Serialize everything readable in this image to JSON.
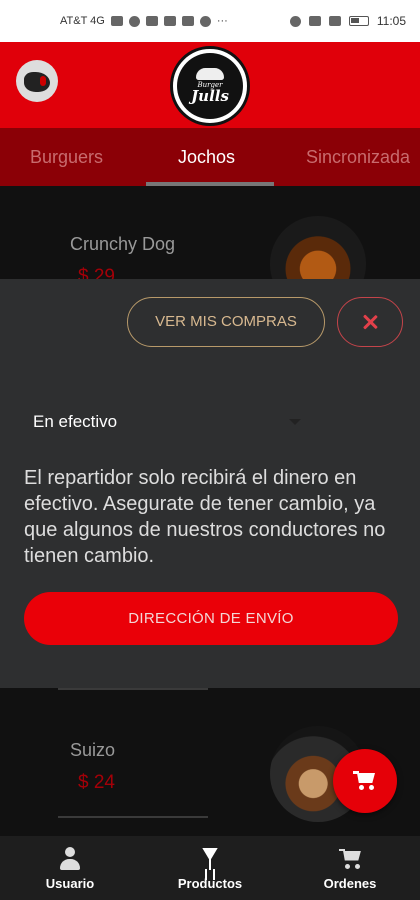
{
  "status_bar": {
    "carrier": "AT&T 4G",
    "time": "11:05"
  },
  "header": {
    "logo_small": "Burger",
    "logo_big": "Julls"
  },
  "tabs": [
    {
      "label": "Burguers"
    },
    {
      "label": "Jochos"
    },
    {
      "label": "Sincronizada"
    }
  ],
  "products": [
    {
      "name": "Crunchy Dog",
      "price": "$ 29"
    },
    {
      "name": "Suizo",
      "price": "$ 24"
    }
  ],
  "sheet": {
    "ver_compras_label": "VER MIS COMPRAS",
    "payment_method": "En efectivo",
    "note": "El repartidor solo recibirá el dinero en efectivo. Asegurate de tener cambio, ya que algunos de nuestros conductores no tienen cambio.",
    "direccion_label": "DIRECCIÓN DE ENVÍO"
  },
  "bottom_nav": [
    {
      "label": "Usuario",
      "icon": "user-icon"
    },
    {
      "label": "Productos",
      "icon": "glass-icon"
    },
    {
      "label": "Ordenes",
      "icon": "cart-icon"
    }
  ],
  "colors": {
    "brand_red": "#e0000a",
    "tab_bar": "#8b0006",
    "sheet_bg": "#2e2f30",
    "accent_gold": "#d8b990"
  }
}
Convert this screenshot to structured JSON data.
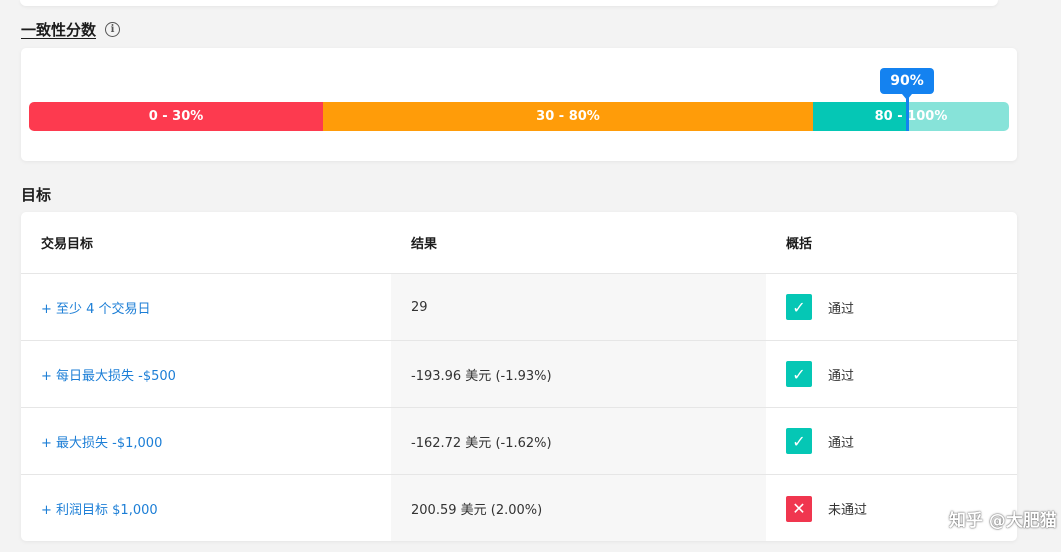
{
  "consistency": {
    "title": "一致性分数",
    "info_icon": "i",
    "segments": [
      {
        "label": "0 - 30%",
        "color": "#fd3a4f"
      },
      {
        "label": "30 - 80%",
        "color": "#ff9c09"
      },
      {
        "label": "80 - 100%",
        "color": "#05c7b5"
      }
    ],
    "marker_label": "90%",
    "marker_value": 90
  },
  "goals": {
    "title": "目标",
    "headers": [
      "交易目标",
      "结果",
      "概括"
    ],
    "rows": [
      {
        "goal": "+ 至少 4 个交易日",
        "result": "29",
        "status": "通过",
        "icon": "✓",
        "passed": true
      },
      {
        "goal": "+ 每日最大损失 -$500",
        "result": "-193.96 美元 (-1.93%)",
        "status": "通过",
        "icon": "✓",
        "passed": true
      },
      {
        "goal": "+ 最大损失 -$1,000",
        "result": "-162.72 美元 (-1.62%)",
        "status": "通过",
        "icon": "✓",
        "passed": true
      },
      {
        "goal": "+ 利润目标 $1,000",
        "result": "200.59 美元 (2.00%)",
        "status": "未通过",
        "icon": "✕",
        "passed": false
      }
    ]
  },
  "watermark": "知乎 @大肥猫",
  "colors": {
    "pass": "#05c7b5",
    "fail": "#f0364f",
    "link": "#1c7ed6",
    "marker": "#1482f0"
  }
}
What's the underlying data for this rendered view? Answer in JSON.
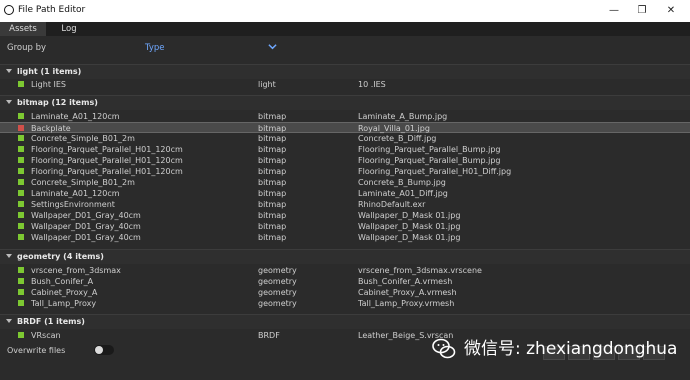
{
  "window": {
    "title": "File Path Editor",
    "controls": {
      "minimize": "—",
      "maximize": "❐",
      "close": "✕"
    }
  },
  "tabs": [
    {
      "label": "Assets",
      "active": true
    },
    {
      "label": "Log",
      "active": false
    }
  ],
  "groupby": {
    "label": "Group by",
    "value": "Type"
  },
  "sections": [
    {
      "header": "light (1 items)",
      "rows": [
        {
          "name": "Light IES",
          "type": "light",
          "file": "10 .IES",
          "status": "ok"
        }
      ]
    },
    {
      "header": "bitmap (12 items)",
      "rows": [
        {
          "name": "Laminate_A01_120cm",
          "type": "bitmap",
          "file": "Laminate_A_Bump.jpg",
          "status": "ok"
        },
        {
          "name": "Backplate",
          "type": "bitmap",
          "file": "Royal_Villa_01.jpg",
          "status": "missing",
          "selected": true
        },
        {
          "name": "Concrete_Simple_B01_2m",
          "type": "bitmap",
          "file": "Concrete_B_Diff.jpg",
          "status": "ok"
        },
        {
          "name": "Flooring_Parquet_Parallel_H01_120cm",
          "type": "bitmap",
          "file": "Flooring_Parquet_Parallel_Bump.jpg",
          "status": "ok"
        },
        {
          "name": "Flooring_Parquet_Parallel_H01_120cm",
          "type": "bitmap",
          "file": "Flooring_Parquet_Parallel_Bump.jpg",
          "status": "ok"
        },
        {
          "name": "Flooring_Parquet_Parallel_H01_120cm",
          "type": "bitmap",
          "file": "Flooring_Parquet_Parallel_H01_Diff.jpg",
          "status": "ok"
        },
        {
          "name": "Concrete_Simple_B01_2m",
          "type": "bitmap",
          "file": "Concrete_B_Bump.jpg",
          "status": "ok"
        },
        {
          "name": "Laminate_A01_120cm",
          "type": "bitmap",
          "file": "Laminate_A01_Diff.jpg",
          "status": "ok"
        },
        {
          "name": "SettingsEnvironment",
          "type": "bitmap",
          "file": "RhinoDefault.exr",
          "status": "ok"
        },
        {
          "name": "Wallpaper_D01_Gray_40cm",
          "type": "bitmap",
          "file": "Wallpaper_D_Mask 01.jpg",
          "status": "ok"
        },
        {
          "name": "Wallpaper_D01_Gray_40cm",
          "type": "bitmap",
          "file": "Wallpaper_D_Mask 01.jpg",
          "status": "ok"
        },
        {
          "name": "Wallpaper_D01_Gray_40cm",
          "type": "bitmap",
          "file": "Wallpaper_D_Mask 01.jpg",
          "status": "ok"
        }
      ]
    },
    {
      "header": "geometry (4 items)",
      "rows": [
        {
          "name": "vrscene_from_3dsmax",
          "type": "geometry",
          "file": "vrscene_from_3dsmax.vrscene",
          "status": "ok"
        },
        {
          "name": "Bush_Conifer_A",
          "type": "geometry",
          "file": "Bush_Conifer_A.vrmesh",
          "status": "ok"
        },
        {
          "name": "Cabinet_Proxy_A",
          "type": "geometry",
          "file": "Cabinet_Proxy_A.vrmesh",
          "status": "ok"
        },
        {
          "name": "Tall_Lamp_Proxy",
          "type": "geometry",
          "file": "Tall_Lamp_Proxy.vrmesh",
          "status": "ok"
        }
      ]
    },
    {
      "header": "BRDF (1 items)",
      "rows": [
        {
          "name": "VRscan",
          "type": "BRDF",
          "file": "Leather_Beige_S.vrscan",
          "status": "ok"
        }
      ]
    }
  ],
  "footer": {
    "overwrite_label": "Overwrite files",
    "overwrite_on": false
  },
  "watermark": {
    "text": "微信号: zhexiangdonghua"
  },
  "colors": {
    "ok": "#7dc832",
    "missing": "#d0504a",
    "accent": "#6fa8ff"
  },
  "icons": {
    "app": "vray-logo-icon",
    "dropdown": "chevron-down-icon",
    "section": "caret-down-icon"
  }
}
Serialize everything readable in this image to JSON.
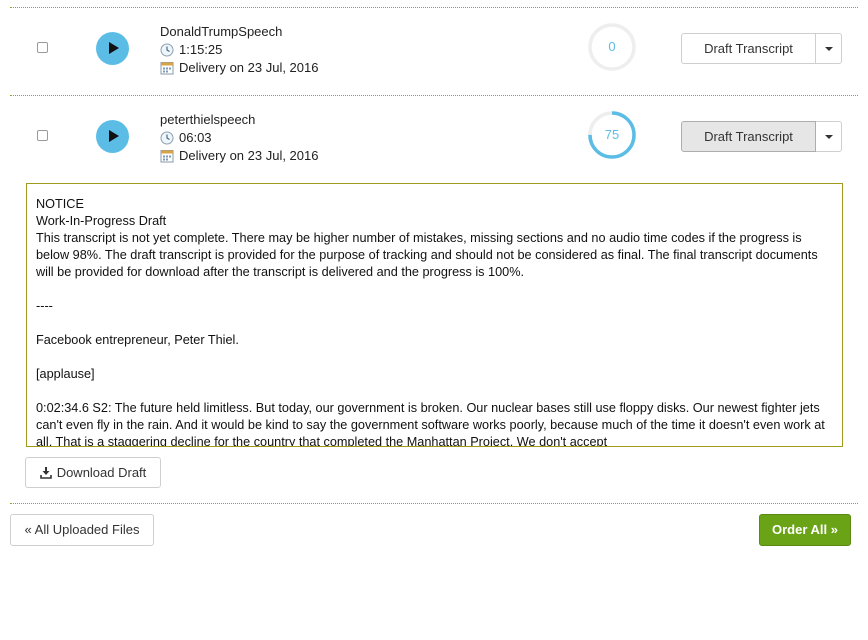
{
  "files": [
    {
      "name": "DonaldTrumpSpeech",
      "duration": "1:15:25",
      "delivery": "Delivery on 23 Jul, 2016",
      "progress_text": "0",
      "progress": 0,
      "action_label": "Draft Transcript"
    },
    {
      "name": "peterthielspeech",
      "duration": "06:03",
      "delivery": "Delivery on 23 Jul, 2016",
      "progress_text": "75",
      "progress": 75,
      "action_label": "Draft Transcript"
    }
  ],
  "notice": {
    "heading": "NOTICE",
    "subheading": "Work-In-Progress Draft",
    "body": "This transcript is not yet complete. There may be higher number of mistakes, missing sections and no audio time codes if the progress is below 98%. The draft transcript is provided for the purpose of tracking and should not be considered as final. The final transcript documents will be provided for download after the transcript is delivered and the progress is 100%.",
    "separator": "----",
    "line1": "Facebook entrepreneur, Peter Thiel.",
    "line2": "[applause]",
    "line3": "0:02:34.6 S2: The future held limitless. But today, our government is broken. Our nuclear bases still use floppy disks. Our newest fighter jets can't even fly in the rain. And it would be kind to say the government software works poorly, because much of the time it doesn't even work at all. That is a staggering decline for the country that completed the Manhattan Project. We don't accept"
  },
  "download_label": "Download Draft",
  "back_label": "« All Uploaded Files",
  "order_label": "Order All »",
  "colors": {
    "accent_blue": "#5bbde6",
    "order_green": "#6aa316",
    "divider_olive": "#8aa61c",
    "notice_border": "#a09a1e"
  },
  "icons": {
    "play": "play-icon",
    "clock": "clock-icon",
    "calendar": "calendar-icon",
    "download": "download-icon",
    "caret": "caret-down-icon"
  }
}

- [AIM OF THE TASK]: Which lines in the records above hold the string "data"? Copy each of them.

- [EXERCISE OUTPUT]:
Convert this screenshot to structured JSON data.
What's the underlying data for this rendered view? Answer in JSON.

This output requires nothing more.